Sawmills have been around for hundreds of years helping to build modern society and fuel our economy. While these institutions have long histories of keeping America humming, they also are no strangers to tragic injuries, deadly accidents and fires that have literally brought down the business.
Like many businesses in the lumber industry, sawmills require heavy-duty machinery, specialized equipment, and extensive electrical systems for daily operations. The use of this equipment on a day-to-day basis opens the door for accidents leading to employee injury and catastrophic fires. However, with the right safety measures in place sawmill managers can mitigate these risks and address key safety areas to keep their businesses running smoothly.
Some important safety areas to focus on:
- General Housekeeping – Sawmill managers should implement a solid housekeeping program to ensure that sawdust, wood chips, and bark that have built up during the day is safely removed from the building daily. A strong and efficient plan is written down, trained upon regularly, and re-enforces responsibility and accountability amongst employees. The sawmill basic cleanup procedure should be followed daily along with a more comprehensive cleanup performed at the end of every week.

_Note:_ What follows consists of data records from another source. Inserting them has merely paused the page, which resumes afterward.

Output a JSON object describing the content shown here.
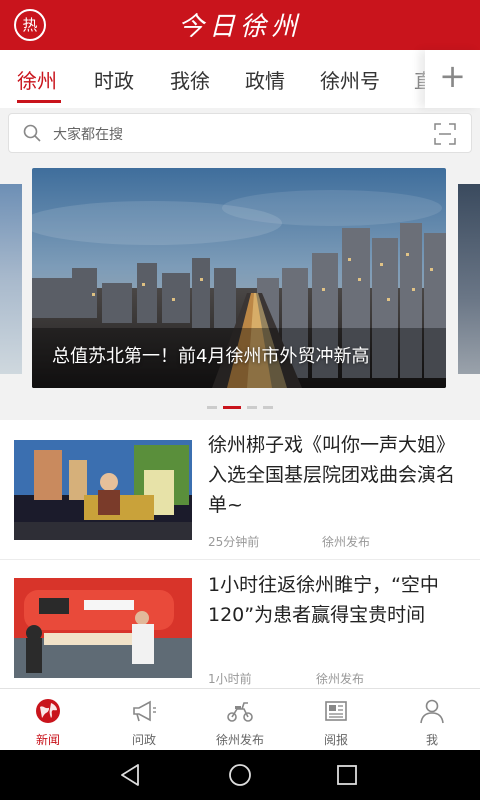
{
  "header": {
    "hot_label": "热",
    "app_title": "今日徐州"
  },
  "tabs": {
    "items": [
      {
        "label": "徐州"
      },
      {
        "label": "时政"
      },
      {
        "label": "我徐"
      },
      {
        "label": "政情"
      },
      {
        "label": "徐州号"
      },
      {
        "label": "直"
      }
    ],
    "active": "徐州",
    "add_icon": "plus-icon"
  },
  "search": {
    "placeholder": "大家都在搜",
    "icon": "search-icon",
    "scan_icon": "scan-icon"
  },
  "carousel": {
    "caption": "总值苏北第一！前4月徐州市外贸冲新高",
    "dots_count": 4,
    "active_dot": 1
  },
  "news": [
    {
      "title": "徐州梆子戏《叫你一声大姐》入选全国基层院团戏曲会演名单~",
      "time": "25分钟前",
      "source": "徐州发布"
    },
    {
      "title": "1小时往返徐州睢宁，“空中120”为患者赢得宝贵时间",
      "time": "1小时前",
      "source": "徐州发布"
    }
  ],
  "bottom_nav": [
    {
      "label": "新闻",
      "icon": "globe-icon",
      "active": true
    },
    {
      "label": "问政",
      "icon": "megaphone-icon",
      "active": false
    },
    {
      "label": "徐州发布",
      "icon": "scooter-icon",
      "active": false
    },
    {
      "label": "阅报",
      "icon": "newspaper-icon",
      "active": false
    },
    {
      "label": "我",
      "icon": "person-icon",
      "active": false
    }
  ],
  "colors": {
    "brand": "#c9141c",
    "text": "#222222",
    "muted": "#999999"
  }
}
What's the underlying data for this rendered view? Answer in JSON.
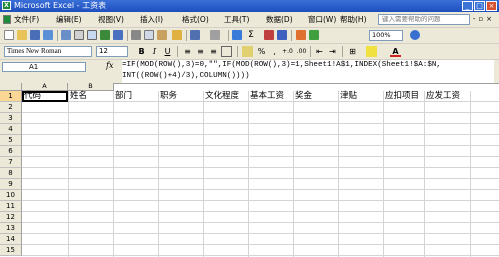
{
  "window": {
    "title": "Microsoft Excel - 工资表"
  },
  "menu": {
    "items": [
      "文件(F)",
      "编辑(E)",
      "视图(V)",
      "插入(I)",
      "格式(O)",
      "工具(T)",
      "数据(D)",
      "窗口(W)",
      "帮助(H)"
    ],
    "help_placeholder": "键入需要帮助的问题"
  },
  "toolbar": {
    "zoom": "100%"
  },
  "format_toolbar": {
    "font": "Times New Roman",
    "size": "12"
  },
  "formula_bar": {
    "name_box": "A1",
    "fx": "fx",
    "formula_line1": "=IF(MOD(ROW(),3)=0,\"\",IF(MOD(ROW(),3)=1,Sheet1!A$1,INDEX(Sheet1!$A:$N,",
    "formula_line2": "INT((ROW()+4)/3),COLUMN())))"
  },
  "sheet": {
    "columns": [
      "A",
      "B"
    ],
    "rows": [
      "1",
      "2",
      "3",
      "4",
      "5",
      "6",
      "7",
      "8",
      "9",
      "10",
      "11",
      "12",
      "13",
      "14",
      "15"
    ],
    "header_row": [
      "代码",
      "姓名",
      "部门",
      "职务",
      "文化程度",
      "基本工资",
      "奖金",
      "津贴",
      "应扣项目",
      "应发工资"
    ]
  }
}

Materials that can build up, if left unchecked, become more combustible with time, and create a severe fire hazard.
- Hot Work Program – Hot work activity such as welding, torch cutting and grinding, present an ignition source especially in sawmills and pallet manufacturers. In fact, welding is often the leading cause of sawmill fires each year. OSHA offers general safety and health tips for hot work. While these are helpful, a written hot work permit program is necessary to create a system of checks and balances between the welder, fire watcher and Permit Authorizing Individual (PAI).
- Electrical Maintenance – Ensure all electrical and machinery maintenance work is being done by experienced and qualified/licensed personnel. At least twice per year, open the electric panel boxes and remove any sawdust that has built up inside. Conduct an electrical infrared thermography scan on a yearly basis. Infrared thermography is beneficial for fire safety reasons, extends the lifespan of motors and equipment, and saves costs by avoiding unnecessary energy consumption.
- Machinery Maintenance – Good maintenance keeps machinery in proper working condition and makes it less likely to cause a fire. It also lessens breakdowns and reduces machinery downtime that can bring business to a halt. Sawmill managers should create checklists to help track every step of the business’s preventative maintenance program. As with all operations within a sawmill, each employee responsible for maintenance should be well trained and qualified to handle the task at hand.
- Backup Plan – When it comes to protecting employees and dealing with fire hazards, it is always better to be safe than sorry. Sawmill managers should identify which first response fire department will be at their sawmill and work with the local fire department to create an emergency fire plan. They should also work with a specialized loss control representative who is familiar with the specific hazards of the lumber business and can help ensure they are doing everything possible to keep their employees and business safe.
- Equipment Safety – Keeping safety concerns a priority for everyone is critical to operating a safe sawmill. This means both implementing equipment safety procedures and ensuring workers are properly trained in their daily work tasks. Inadequate safety measures on or around equipment can lead to worker injuries, lost work time and costly workers’ compensation claims.
A good sawmill safety plan should have many components but designing such a plan and implementing it does not have to be difficult. Working with a good insurer who knows the wood niche, can significantly ease the burden by offering risk assessments, as well as loss control tips and programs. A simple professional risk assessment of the facility can go a long way. While your sawmill may have been operating without a significant incident for years, it is always a smart decision to evaluate your risk and do what you can to reduce that risk exposure for the safety of your employees and the future of your business.
PLM’s Loss Control Representatives are here to partner with our customers to help mitigate areas of risk within their organization through consultative services and helpful recommendations. These unique professionals are not only seasoned experts in all aspects of risk management, but also have in-depth knowledge of the wood industry to help our customers with any risks that may impact their business. In addition, we have an extensive library of safety guides, resources, and services that can be found online at our Loss Control Center.